Records below:
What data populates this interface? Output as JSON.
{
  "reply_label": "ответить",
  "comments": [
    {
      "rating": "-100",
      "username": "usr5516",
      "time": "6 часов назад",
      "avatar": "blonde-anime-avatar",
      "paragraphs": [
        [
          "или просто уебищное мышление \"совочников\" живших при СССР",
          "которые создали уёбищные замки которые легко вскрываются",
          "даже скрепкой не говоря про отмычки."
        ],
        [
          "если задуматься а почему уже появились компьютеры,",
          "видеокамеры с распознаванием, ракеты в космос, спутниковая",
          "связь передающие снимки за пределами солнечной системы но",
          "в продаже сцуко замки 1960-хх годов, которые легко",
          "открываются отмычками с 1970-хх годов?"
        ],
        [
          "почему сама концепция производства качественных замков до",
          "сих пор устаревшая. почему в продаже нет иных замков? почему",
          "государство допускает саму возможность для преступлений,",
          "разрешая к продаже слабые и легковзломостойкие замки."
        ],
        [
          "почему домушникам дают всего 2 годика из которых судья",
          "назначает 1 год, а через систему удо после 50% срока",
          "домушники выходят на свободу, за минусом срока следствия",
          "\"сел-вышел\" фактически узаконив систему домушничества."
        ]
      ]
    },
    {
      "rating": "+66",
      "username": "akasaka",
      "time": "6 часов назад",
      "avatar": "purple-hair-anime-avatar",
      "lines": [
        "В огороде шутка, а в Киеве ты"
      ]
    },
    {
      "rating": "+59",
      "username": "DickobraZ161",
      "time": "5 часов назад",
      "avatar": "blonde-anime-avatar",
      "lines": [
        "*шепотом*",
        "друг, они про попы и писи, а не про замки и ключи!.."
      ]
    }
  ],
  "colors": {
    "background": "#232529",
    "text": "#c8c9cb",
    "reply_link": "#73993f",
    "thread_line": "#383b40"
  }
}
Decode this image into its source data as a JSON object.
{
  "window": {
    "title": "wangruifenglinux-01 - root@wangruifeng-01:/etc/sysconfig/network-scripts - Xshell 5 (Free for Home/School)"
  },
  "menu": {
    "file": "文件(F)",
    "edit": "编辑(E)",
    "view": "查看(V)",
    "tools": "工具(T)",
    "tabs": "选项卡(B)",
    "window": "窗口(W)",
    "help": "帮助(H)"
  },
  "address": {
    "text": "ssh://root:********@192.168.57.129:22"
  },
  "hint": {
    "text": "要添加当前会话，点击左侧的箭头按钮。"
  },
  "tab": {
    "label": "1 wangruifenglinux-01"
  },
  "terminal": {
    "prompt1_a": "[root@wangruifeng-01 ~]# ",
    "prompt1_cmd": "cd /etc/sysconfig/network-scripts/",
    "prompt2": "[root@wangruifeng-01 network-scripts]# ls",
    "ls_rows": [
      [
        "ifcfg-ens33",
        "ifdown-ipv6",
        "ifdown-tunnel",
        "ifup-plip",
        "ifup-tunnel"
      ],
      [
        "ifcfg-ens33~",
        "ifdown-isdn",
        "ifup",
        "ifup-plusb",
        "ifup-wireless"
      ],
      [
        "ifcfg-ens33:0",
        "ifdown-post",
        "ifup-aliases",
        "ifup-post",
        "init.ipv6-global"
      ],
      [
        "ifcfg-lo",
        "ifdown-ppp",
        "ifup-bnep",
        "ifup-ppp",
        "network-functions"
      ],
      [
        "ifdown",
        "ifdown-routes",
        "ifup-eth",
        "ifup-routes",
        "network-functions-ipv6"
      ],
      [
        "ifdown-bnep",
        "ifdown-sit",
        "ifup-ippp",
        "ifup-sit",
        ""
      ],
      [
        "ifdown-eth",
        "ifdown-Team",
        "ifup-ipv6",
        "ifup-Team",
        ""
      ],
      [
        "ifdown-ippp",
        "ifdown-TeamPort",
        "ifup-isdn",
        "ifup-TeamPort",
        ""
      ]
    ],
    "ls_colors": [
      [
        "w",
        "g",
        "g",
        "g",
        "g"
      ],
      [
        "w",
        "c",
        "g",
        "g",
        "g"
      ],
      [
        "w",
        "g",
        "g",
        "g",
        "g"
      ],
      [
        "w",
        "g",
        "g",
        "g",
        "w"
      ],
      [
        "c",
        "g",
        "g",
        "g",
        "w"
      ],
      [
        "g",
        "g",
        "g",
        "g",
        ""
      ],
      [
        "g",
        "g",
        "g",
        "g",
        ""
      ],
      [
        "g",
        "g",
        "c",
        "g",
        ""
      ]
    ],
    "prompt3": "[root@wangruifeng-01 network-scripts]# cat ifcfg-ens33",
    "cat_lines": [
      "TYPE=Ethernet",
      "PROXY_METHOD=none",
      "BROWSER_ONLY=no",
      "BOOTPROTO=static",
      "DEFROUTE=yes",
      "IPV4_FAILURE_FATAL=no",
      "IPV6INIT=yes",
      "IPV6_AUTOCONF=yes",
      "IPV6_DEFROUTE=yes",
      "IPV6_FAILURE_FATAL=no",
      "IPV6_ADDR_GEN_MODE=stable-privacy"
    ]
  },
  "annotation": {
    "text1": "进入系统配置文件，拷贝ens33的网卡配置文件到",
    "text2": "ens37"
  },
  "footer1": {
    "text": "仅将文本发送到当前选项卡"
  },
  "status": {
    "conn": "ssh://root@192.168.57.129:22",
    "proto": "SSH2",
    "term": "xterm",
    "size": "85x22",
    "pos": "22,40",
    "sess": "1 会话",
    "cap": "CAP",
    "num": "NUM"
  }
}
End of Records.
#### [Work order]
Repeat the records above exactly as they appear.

#### [Solution]
What data populates this interface? Output as JSON.
{
  "reply_label": "ответить",
  "comments": [
    {
      "rating": "-100",
      "username": "usr5516",
      "time": "6 часов назад",
      "avatar": "blonde-anime-avatar",
      "paragraphs": [
        [
          "или просто уебищное мышление \"совочников\" живших при СССР",
          "которые создали уёбищные замки которые легко вскрываются",
          "даже скрепкой не говоря про отмычки."
        ],
        [
          "если задуматься а почему уже появились компьютеры,",
          "видеокамеры с распознаванием, ракеты в космос, спутниковая",
          "связь передающие снимки за пределами солнечной системы но",
          "в продаже сцуко замки 1960-хх годов, которые легко",
          "открываются отмычками с 1970-хх годов?"
        ],
        [
          "почему сама концепция производства качественных замков до",
          "сих пор устаревшая. почему в продаже нет иных замков? почему",
          "государство допускает саму возможность для преступлений,",
          "разрешая к продаже слабые и легковзломостойкие замки."
        ],
        [
          "почему домушникам дают всего 2 годика из которых судья",
          "назначает 1 год, а через систему удо после 50% срока",
          "домушники выходят на свободу, за минусом срока следствия",
          "\"сел-вышел\" фактически узаконив систему домушничества."
        ]
      ]
    },
    {
      "rating": "+66",
      "username": "akasaka",
      "time": "6 часов назад",
      "avatar": "purple-hair-anime-avatar",
      "lines": [
        "В огороде шутка, а в Киеве ты"
      ]
    },
    {
      "rating": "+59",
      "username": "DickobraZ161",
      "time": "5 часов назад",
      "avatar": "blonde-anime-avatar",
      "lines": [
        "*шепотом*",
        "друг, они про попы и писи, а не про замки и ключи!.."
      ]
    }
  ],
  "colors": {
    "background": "#232529",
    "text": "#c8c9cb",
    "reply_link": "#73993f",
    "thread_line": "#383b40"
  }
}
Decode this image into its source data as a JSON object.
{
  "window": {
    "title": "wangruifenglinux-01 - root@wangruifeng-01:/etc/sysconfig/network-scripts - Xshell 5 (Free for Home/School)"
  },
  "menu": {
    "file": "文件(F)",
    "edit": "编辑(E)",
    "view": "查看(V)",
    "tools": "工具(T)",
    "tabs": "选项卡(B)",
    "window": "窗口(W)",
    "help": "帮助(H)"
  },
  "address": {
    "text": "ssh://root:********@192.168.57.129:22"
  },
  "hint": {
    "text": "要添加当前会话，点击左侧的箭头按钮。"
  },
  "tab": {
    "label": "1 wangruifenglinux-01"
  },
  "terminal": {
    "prompt1_a": "[root@wangruifeng-01 ~]# ",
    "prompt1_cmd": "cd /etc/sysconfig/network-scripts/",
    "prompt2": "[root@wangruifeng-01 network-scripts]# ls",
    "ls_rows": [
      [
        "ifcfg-ens33",
        "ifdown-ipv6",
        "ifdown-tunnel",
        "ifup-plip",
        "ifup-tunnel"
      ],
      [
        "ifcfg-ens33~",
        "ifdown-isdn",
        "ifup",
        "ifup-plusb",
        "ifup-wireless"
      ],
      [
        "ifcfg-ens33:0",
        "ifdown-post",
        "ifup-aliases",
        "ifup-post",
        "init.ipv6-global"
      ],
      [
        "ifcfg-lo",
        "ifdown-ppp",
        "ifup-bnep",
        "ifup-ppp",
        "network-functions"
      ],
      [
        "ifdown",
        "ifdown-routes",
        "ifup-eth",
        "ifup-routes",
        "network-functions-ipv6"
      ],
      [
        "ifdown-bnep",
        "ifdown-sit",
        "ifup-ippp",
        "ifup-sit",
        ""
      ],
      [
        "ifdown-eth",
        "ifdown-Team",
        "ifup-ipv6",
        "ifup-Team",
        ""
      ],
      [
        "ifdown-ippp",
        "ifdown-TeamPort",
        "ifup-isdn",
        "ifup-TeamPort",
        ""
      ]
    ],
    "ls_colors": [
      [
        "w",
        "g",
        "g",
        "g",
        "g"
      ],
      [
        "w",
        "c",
        "g",
        "g",
        "g"
      ],
      [
        "w",
        "g",
        "g",
        "g",
        "g"
      ],
      [
        "w",
        "g",
        "g",
        "g",
        "w"
      ],
      [
        "c",
        "g",
        "g",
        "g",
        "w"
      ],
      [
        "g",
        "g",
        "g",
        "g",
        ""
      ],
      [
        "g",
        "g",
        "g",
        "g",
        ""
      ],
      [
        "g",
        "g",
        "c",
        "g",
        ""
      ]
    ],
    "prompt3": "[root@wangruifeng-01 network-scripts]# cat ifcfg-ens33",
    "cat_lines": [
      "TYPE=Ethernet",
      "PROXY_METHOD=none",
      "BROWSER_ONLY=no",
      "BOOTPROTO=static",
      "DEFROUTE=yes",
      "IPV4_FAILURE_FATAL=no",
      "IPV6INIT=yes",
      "IPV6_AUTOCONF=yes",
      "IPV6_DEFROUTE=yes",
      "IPV6_FAILURE_FATAL=no",
      "IPV6_ADDR_GEN_MODE=stable-privacy"
    ]
  },
  "annotation": {
    "text1": "进入系统配置文件，拷贝ens33的网卡配置文件到",
    "text2": "ens37"
  },
  "footer1": {
    "text": "仅将文本发送到当前选项卡"
  },
  "status": {
    "conn": "ssh://root@192.168.57.129:22",
    "proto": "SSH2",
    "term": "xterm",
    "size": "85x22",
    "pos": "22,40",
    "sess": "1 会话",
    "cap": "CAP",
    "num": "NUM"
  }
}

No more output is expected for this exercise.